• Excerpts from a dataset
+++++
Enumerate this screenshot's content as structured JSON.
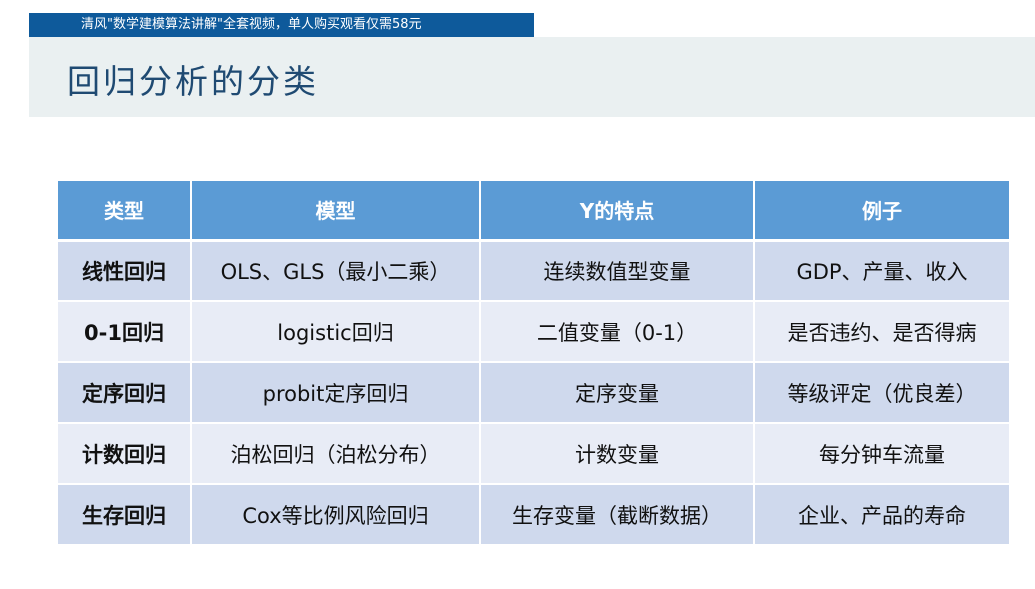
{
  "banner": {
    "text": "清风\"数学建模算法讲解\"全套视频，单人购买观看仅需58元"
  },
  "title": "回归分析的分类",
  "table": {
    "headers": [
      "类型",
      "模型",
      "Y的特点",
      "例子"
    ],
    "rows": [
      [
        "线性回归",
        "OLS、GLS（最小二乘）",
        "连续数值型变量",
        "GDP、产量、收入"
      ],
      [
        "0-1回归",
        "logistic回归",
        "二值变量（0-1）",
        "是否违约、是否得病"
      ],
      [
        "定序回归",
        "probit定序回归",
        "定序变量",
        "等级评定（优良差）"
      ],
      [
        "计数回归",
        "泊松回归（泊松分布）",
        "计数变量",
        "每分钟车流量"
      ],
      [
        "生存回归",
        "Cox等比例风险回归",
        "生存变量（截断数据）",
        "企业、产品的寿命"
      ]
    ]
  },
  "colors": {
    "banner_bg": "#0e5a9b",
    "title_bg": "#eaf0f1",
    "title_text": "#1f4a72",
    "header_bg": "#5b9bd5",
    "row_dark": "#cfd9ed",
    "row_light": "#e8ecf6"
  }
}
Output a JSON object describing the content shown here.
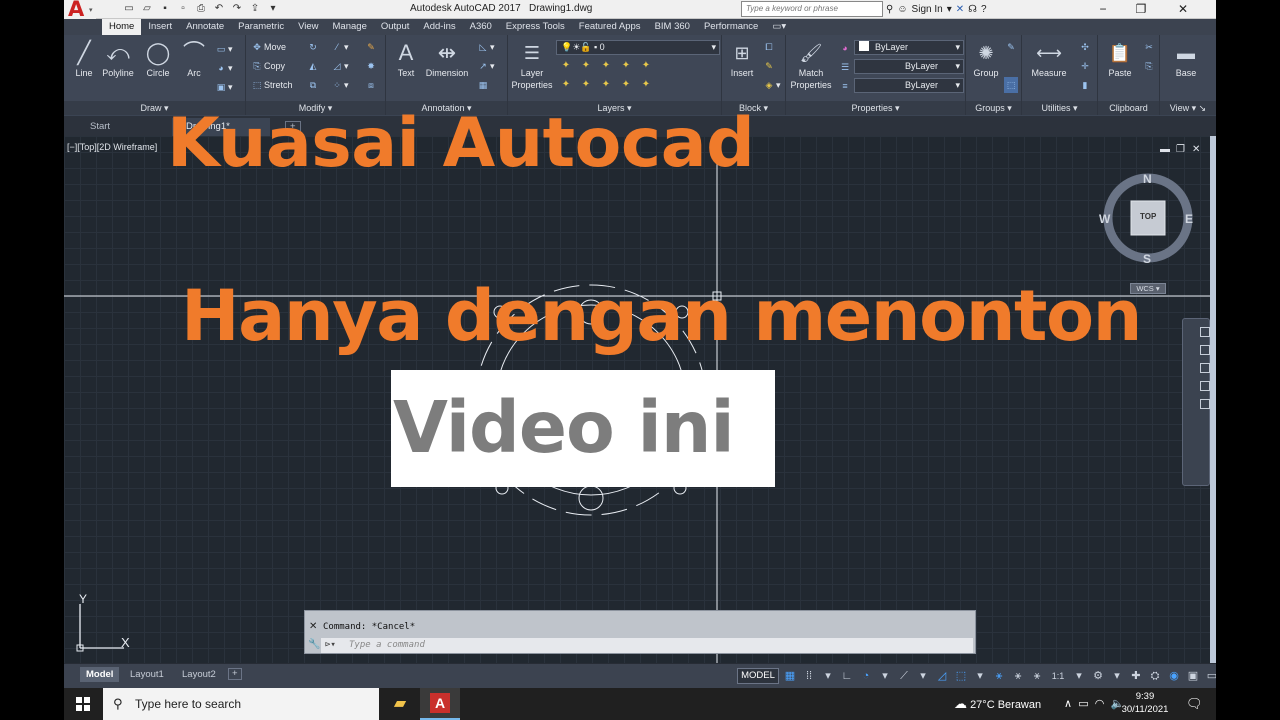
{
  "titlebar": {
    "app_title": "Autodesk AutoCAD 2017",
    "document": "Drawing1.dwg",
    "search_placeholder": "Type a keyword or phrase",
    "sign_in": "Sign In"
  },
  "ribbon_tabs": [
    "Home",
    "Insert",
    "Annotate",
    "Parametric",
    "View",
    "Manage",
    "Output",
    "Add-ins",
    "A360",
    "Express Tools",
    "Featured Apps",
    "BIM 360",
    "Performance"
  ],
  "ribbon": {
    "draw": {
      "title": "Draw",
      "line": "Line",
      "polyline": "Polyline",
      "circle": "Circle",
      "arc": "Arc"
    },
    "modify": {
      "title": "Modify",
      "move": "Move",
      "copy": "Copy",
      "stretch": "Stretch"
    },
    "annotation": {
      "title": "Annotation",
      "text": "Text",
      "dimension": "Dimension"
    },
    "layers": {
      "title": "Layers",
      "layer_properties": "Layer Properties",
      "current_layer": "0"
    },
    "block": {
      "title": "Block",
      "insert": "Insert"
    },
    "properties": {
      "title": "Properties",
      "match_properties": "Match Properties",
      "color": "ByLayer",
      "linetype": "ByLayer",
      "lineweight": "ByLayer"
    },
    "groups": {
      "title": "Groups",
      "group": "Group"
    },
    "utilities": {
      "title": "Utilities",
      "measure": "Measure"
    },
    "clipboard": {
      "title": "Clipboard",
      "paste": "Paste"
    },
    "view": {
      "title": "View",
      "base": "Base"
    }
  },
  "file_tabs": {
    "start": "Start",
    "drawing": "Drawing1*"
  },
  "viewport": {
    "label": "[−][Top][2D Wireframe]",
    "viewcube": {
      "n": "N",
      "s": "S",
      "e": "E",
      "w": "W",
      "top": "TOP",
      "wcs": "WCS"
    },
    "ucs": {
      "y": "Y",
      "x": "X"
    }
  },
  "overlay": {
    "line1": "Kuasai Autocad",
    "line2": "Hanya dengan menonton",
    "line3": "Video ini"
  },
  "command_line": {
    "history": "Command: *Cancel*",
    "placeholder": "Type a command"
  },
  "layout_tabs": [
    "Model",
    "Layout1",
    "Layout2"
  ],
  "status_bar": {
    "model": "MODEL",
    "scale": "1:1"
  },
  "taskbar": {
    "search": "Type here to search",
    "weather": "27°C  Berawan",
    "time": "9:39",
    "date": "30/11/2021"
  },
  "colors": {
    "overlay_orange": "#f07b2b",
    "grid_bg": "#212830",
    "ribbon_bg": "#3f4756"
  }
}
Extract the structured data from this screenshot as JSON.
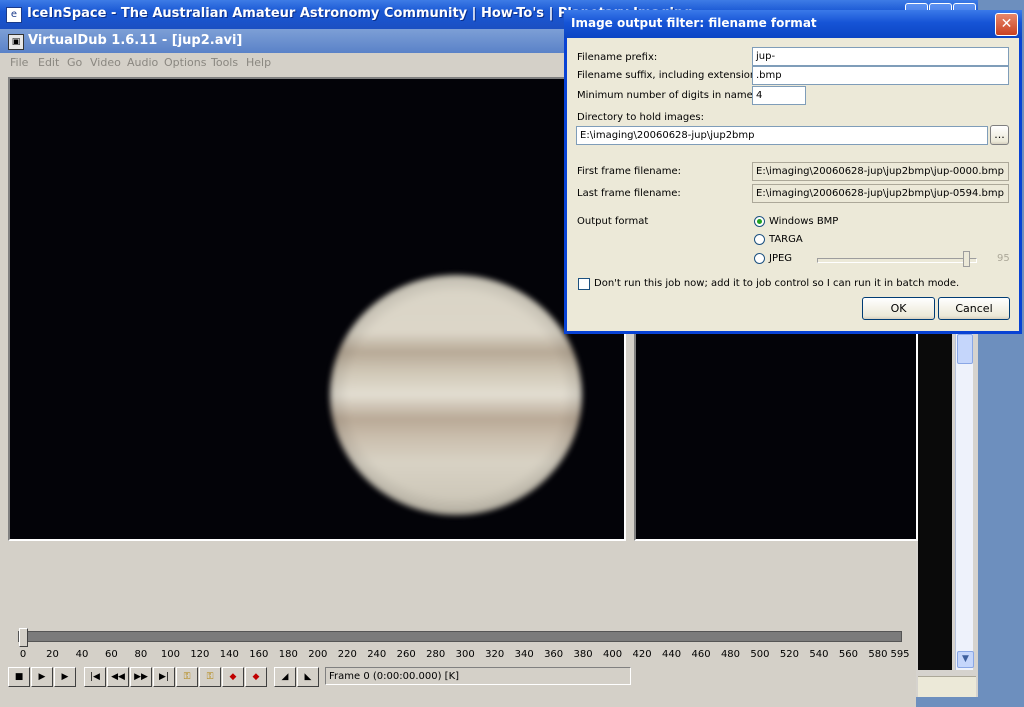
{
  "browser": {
    "title": "IceInSpace - The Australian Amateur Astronomy Community | How-To's | Planetary Imaging"
  },
  "virtualdub": {
    "title": "VirtualDub 1.6.11 - [jup2.avi]",
    "menu": [
      "File",
      "Edit",
      "Go",
      "Video",
      "Audio",
      "Options",
      "Tools",
      "Help"
    ],
    "timeline_ticks": [
      "0",
      "20",
      "40",
      "60",
      "80",
      "100",
      "120",
      "140",
      "160",
      "180",
      "200",
      "220",
      "240",
      "260",
      "280",
      "300",
      "320",
      "340",
      "360",
      "380",
      "400",
      "420",
      "440",
      "460",
      "480",
      "500",
      "520",
      "540",
      "560",
      "580",
      "595"
    ],
    "frame_status": "Frame 0 (0:00:00.000) [K]",
    "position_fraction": 0
  },
  "dialog": {
    "title": "Image output filter: filename format",
    "close_label": "✕",
    "prefix_label": "Filename prefix:",
    "prefix_value": "jup-",
    "suffix_label": "Filename suffix, including extension:",
    "suffix_value": ".bmp",
    "digits_label": "Minimum number of digits in name:",
    "digits_value": "4",
    "dir_label": "Directory to hold images:",
    "dir_value": "E:\\imaging\\20060628-jup\\jup2bmp",
    "browse_label": "...",
    "first_label": "First frame filename:",
    "first_value": "E:\\imaging\\20060628-jup\\jup2bmp\\jup-0000.bmp",
    "last_label": "Last frame filename:",
    "last_value": "E:\\imaging\\20060628-jup\\jup2bmp\\jup-0594.bmp",
    "format_label": "Output format",
    "format_options": [
      "Windows BMP",
      "TARGA",
      "JPEG"
    ],
    "selected_format": "Windows BMP",
    "jpeg_quality": "95",
    "batch_label": "Don't run this job now; add it to job control so I can run it in batch mode.",
    "batch_checked": false,
    "ok_label": "OK",
    "cancel_label": "Cancel"
  }
}
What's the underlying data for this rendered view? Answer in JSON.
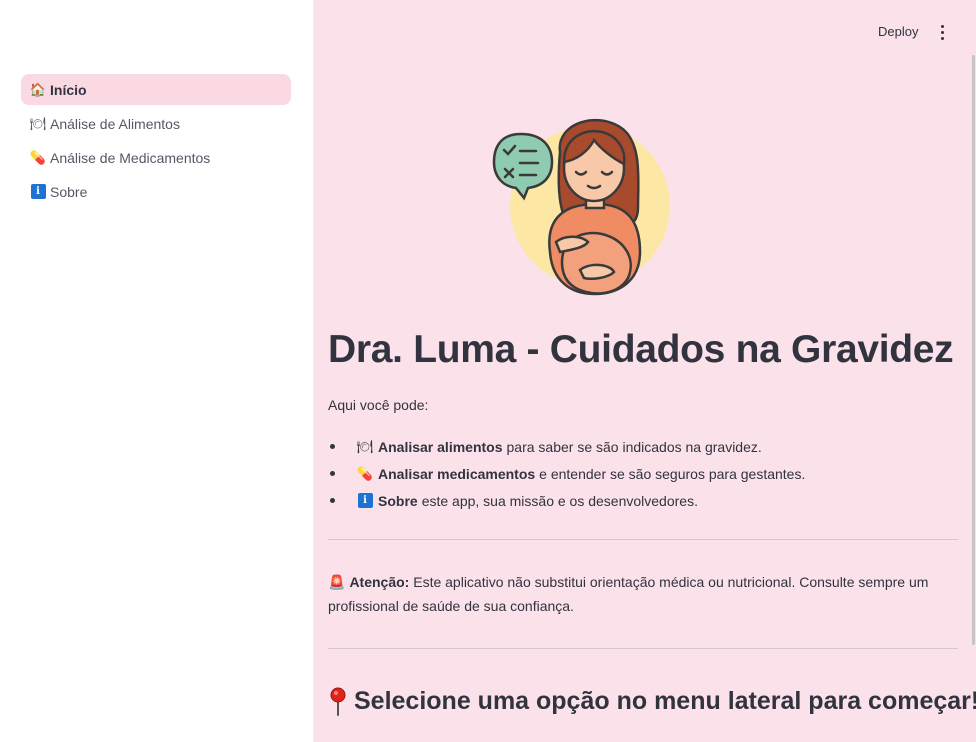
{
  "sidebar": {
    "items": [
      {
        "label": "Início",
        "icon": "house-icon",
        "glyph": "🏠",
        "active": true
      },
      {
        "label": "Análise de Alimentos",
        "icon": "plate-utensils-icon",
        "glyph": "🍽",
        "active": false
      },
      {
        "label": "Análise de Medicamentos",
        "icon": "pill-icon",
        "glyph": "💊",
        "active": false
      },
      {
        "label": "Sobre",
        "icon": "info-icon",
        "glyph": "i",
        "active": false
      }
    ]
  },
  "topbar": {
    "deploy_label": "Deploy",
    "menu_icon": "kebab-menu-icon"
  },
  "main": {
    "title": "Dra. Luma - Cuidados na Gravidez",
    "intro": "Aqui você pode:",
    "bullets": [
      {
        "icon": "plate-utensils-icon",
        "glyph": "🍽",
        "strong": "Analisar alimentos",
        "text": "para saber se são indicados na gravidez."
      },
      {
        "icon": "pill-icon",
        "glyph": "💊",
        "strong": "Analisar medicamentos",
        "text": "e entender se são seguros para gestantes."
      },
      {
        "icon": "info-icon",
        "glyph": "i",
        "strong": "Sobre",
        "text": "este app, sua missão e os desenvolvedores."
      }
    ],
    "warning": {
      "icon": "siren-icon",
      "glyph": "🚨",
      "strong": "Atenção:",
      "text": "Este aplicativo não substitui orientação médica ou nutricional. Consulte sempre um profissional de saúde de sua confiança."
    },
    "cta": {
      "icon": "pushpin-icon",
      "text": "Selecione uma opção no menu lateral para começar!"
    }
  },
  "colors": {
    "main_bg": "#fbe1ea",
    "active_nav_bg": "#fbd9e3",
    "sidebar_bg": "#ffffff"
  }
}
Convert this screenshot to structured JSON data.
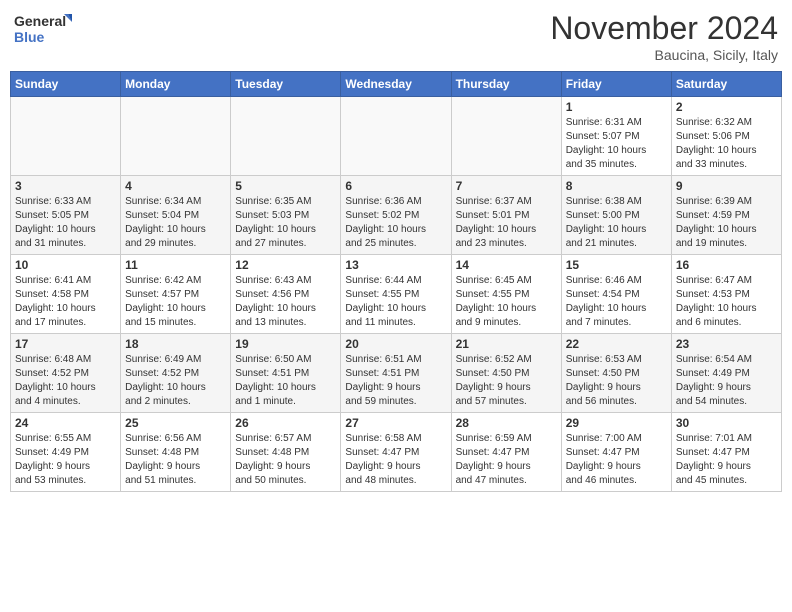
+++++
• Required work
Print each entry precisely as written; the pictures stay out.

• Your solution
Enumerate this screenshot's content as structured JSON.
{
  "banner": {
    "text": "清风\"数学建模算法讲解\"全套视频，单人购买观看仅需58元"
  },
  "title": "回归分析的分类",
  "table": {
    "headers": [
      "类型",
      "模型",
      "Y的特点",
      "例子"
    ],
    "rows": [
      [
        "线性回归",
        "OLS、GLS（最小二乘）",
        "连续数值型变量",
        "GDP、产量、收入"
      ],
      [
        "0-1回归",
        "logistic回归",
        "二值变量（0-1）",
        "是否违约、是否得病"
      ],
      [
        "定序回归",
        "probit定序回归",
        "定序变量",
        "等级评定（优良差）"
      ],
      [
        "计数回归",
        "泊松回归（泊松分布）",
        "计数变量",
        "每分钟车流量"
      ],
      [
        "生存回归",
        "Cox等比例风险回归",
        "生存变量（截断数据）",
        "企业、产品的寿命"
      ]
    ]
  },
  "colors": {
    "banner_bg": "#0e5a9b",
    "title_bg": "#eaf0f1",
    "title_text": "#1f4a72",
    "header_bg": "#5b9bd5",
    "row_dark": "#cfd9ed",
    "row_light": "#e8ecf6"
  }
}
Output a JSON object describing the content shown here.
{
  "titlebar": {
    "app_title": "Autodesk AutoCAD 2017",
    "document": "Drawing1.dwg",
    "search_placeholder": "Type a keyword or phrase",
    "sign_in": "Sign In"
  },
  "ribbon_tabs": [
    "Home",
    "Insert",
    "Annotate",
    "Parametric",
    "View",
    "Manage",
    "Output",
    "Add-ins",
    "A360",
    "Express Tools",
    "Featured Apps",
    "BIM 360",
    "Performance"
  ],
  "ribbon": {
    "draw": {
      "title": "Draw",
      "line": "Line",
      "polyline": "Polyline",
      "circle": "Circle",
      "arc": "Arc"
    },
    "modify": {
      "title": "Modify",
      "move": "Move",
      "copy": "Copy",
      "stretch": "Stretch"
    },
    "annotation": {
      "title": "Annotation",
      "text": "Text",
      "dimension": "Dimension"
    },
    "layers": {
      "title": "Layers",
      "layer_properties": "Layer Properties",
      "current_layer": "0"
    },
    "block": {
      "title": "Block",
      "insert": "Insert"
    },
    "properties": {
      "title": "Properties",
      "match_properties": "Match Properties",
      "color": "ByLayer",
      "linetype": "ByLayer",
      "lineweight": "ByLayer"
    },
    "groups": {
      "title": "Groups",
      "group": "Group"
    },
    "utilities": {
      "title": "Utilities",
      "measure": "Measure"
    },
    "clipboard": {
      "title": "Clipboard",
      "paste": "Paste"
    },
    "view": {
      "title": "View",
      "base": "Base"
    }
  },
  "file_tabs": {
    "start": "Start",
    "drawing": "Drawing1*"
  },
  "viewport": {
    "label": "[−][Top][2D Wireframe]",
    "viewcube": {
      "n": "N",
      "s": "S",
      "e": "E",
      "w": "W",
      "top": "TOP",
      "wcs": "WCS"
    },
    "ucs": {
      "y": "Y",
      "x": "X"
    }
  },
  "overlay": {
    "line1": "Kuasai Autocad",
    "line2": "Hanya dengan menonton",
    "line3": "Video ini"
  },
  "command_line": {
    "history": "Command: *Cancel*",
    "placeholder": "Type a command"
  },
  "layout_tabs": [
    "Model",
    "Layout1",
    "Layout2"
  ],
  "status_bar": {
    "model": "MODEL",
    "scale": "1:1"
  },
  "taskbar": {
    "search": "Type here to search",
    "weather": "27°C  Berawan",
    "time": "9:39",
    "date": "30/11/2021"
  },
  "colors": {
    "overlay_orange": "#f07b2b",
    "grid_bg": "#212830",
    "ribbon_bg": "#3f4756"
  }
}
Extract the structured data from this screenshot as JSON.
{
  "browser": {
    "title": "IceInSpace - The Australian Amateur Astronomy Community | How-To's | Planetary Imaging"
  },
  "virtualdub": {
    "title": "VirtualDub 1.6.11 - [jup2.avi]",
    "menu": [
      "File",
      "Edit",
      "Go",
      "Video",
      "Audio",
      "Options",
      "Tools",
      "Help"
    ],
    "timeline_ticks": [
      "0",
      "20",
      "40",
      "60",
      "80",
      "100",
      "120",
      "140",
      "160",
      "180",
      "200",
      "220",
      "240",
      "260",
      "280",
      "300",
      "320",
      "340",
      "360",
      "380",
      "400",
      "420",
      "440",
      "460",
      "480",
      "500",
      "520",
      "540",
      "560",
      "580",
      "595"
    ],
    "frame_status": "Frame 0 (0:00:00.000) [K]",
    "position_fraction": 0
  },
  "dialog": {
    "title": "Image output filter: filename format",
    "close_label": "✕",
    "prefix_label": "Filename prefix:",
    "prefix_value": "jup-",
    "suffix_label": "Filename suffix, including extension:",
    "suffix_value": ".bmp",
    "digits_label": "Minimum number of digits in name:",
    "digits_value": "4",
    "dir_label": "Directory to hold images:",
    "dir_value": "E:\\imaging\\20060628-jup\\jup2bmp",
    "browse_label": "...",
    "first_label": "First frame filename:",
    "first_value": "E:\\imaging\\20060628-jup\\jup2bmp\\jup-0000.bmp",
    "last_label": "Last frame filename:",
    "last_value": "E:\\imaging\\20060628-jup\\jup2bmp\\jup-0594.bmp",
    "format_label": "Output format",
    "format_options": [
      "Windows BMP",
      "TARGA",
      "JPEG"
    ],
    "selected_format": "Windows BMP",
    "jpeg_quality": "95",
    "batch_label": "Don't run this job now; add it to job control so I can run it in batch mode.",
    "batch_checked": false,
    "ok_label": "OK",
    "cancel_label": "Cancel"
  }
}
What's the underlying data for this rendered view? Answer in JSON.
{
  "sidebar": {
    "items": [
      {
        "label": "Início",
        "icon": "house-icon",
        "glyph": "🏠",
        "active": true
      },
      {
        "label": "Análise de Alimentos",
        "icon": "plate-utensils-icon",
        "glyph": "🍽",
        "active": false
      },
      {
        "label": "Análise de Medicamentos",
        "icon": "pill-icon",
        "glyph": "💊",
        "active": false
      },
      {
        "label": "Sobre",
        "icon": "info-icon",
        "glyph": "i",
        "active": false
      }
    ]
  },
  "topbar": {
    "deploy_label": "Deploy",
    "menu_icon": "kebab-menu-icon"
  },
  "main": {
    "title": "Dra. Luma - Cuidados na Gravidez",
    "intro": "Aqui você pode:",
    "bullets": [
      {
        "icon": "plate-utensils-icon",
        "glyph": "🍽",
        "strong": "Analisar alimentos",
        "text": "para saber se são indicados na gravidez."
      },
      {
        "icon": "pill-icon",
        "glyph": "💊",
        "strong": "Analisar medicamentos",
        "text": "e entender se são seguros para gestantes."
      },
      {
        "icon": "info-icon",
        "glyph": "i",
        "strong": "Sobre",
        "text": "este app, sua missão e os desenvolvedores."
      }
    ],
    "warning": {
      "icon": "siren-icon",
      "glyph": "🚨",
      "strong": "Atenção:",
      "text": "Este aplicativo não substitui orientação médica ou nutricional. Consulte sempre um profissional de saúde de sua confiança."
    },
    "cta": {
      "icon": "pushpin-icon",
      "text": "Selecione uma opção no menu lateral para começar!"
    }
  },
  "colors": {
    "main_bg": "#fbe1ea",
    "active_nav_bg": "#fbd9e3",
    "sidebar_bg": "#ffffff"
  }
}
Convert this screenshot to structured JSON data.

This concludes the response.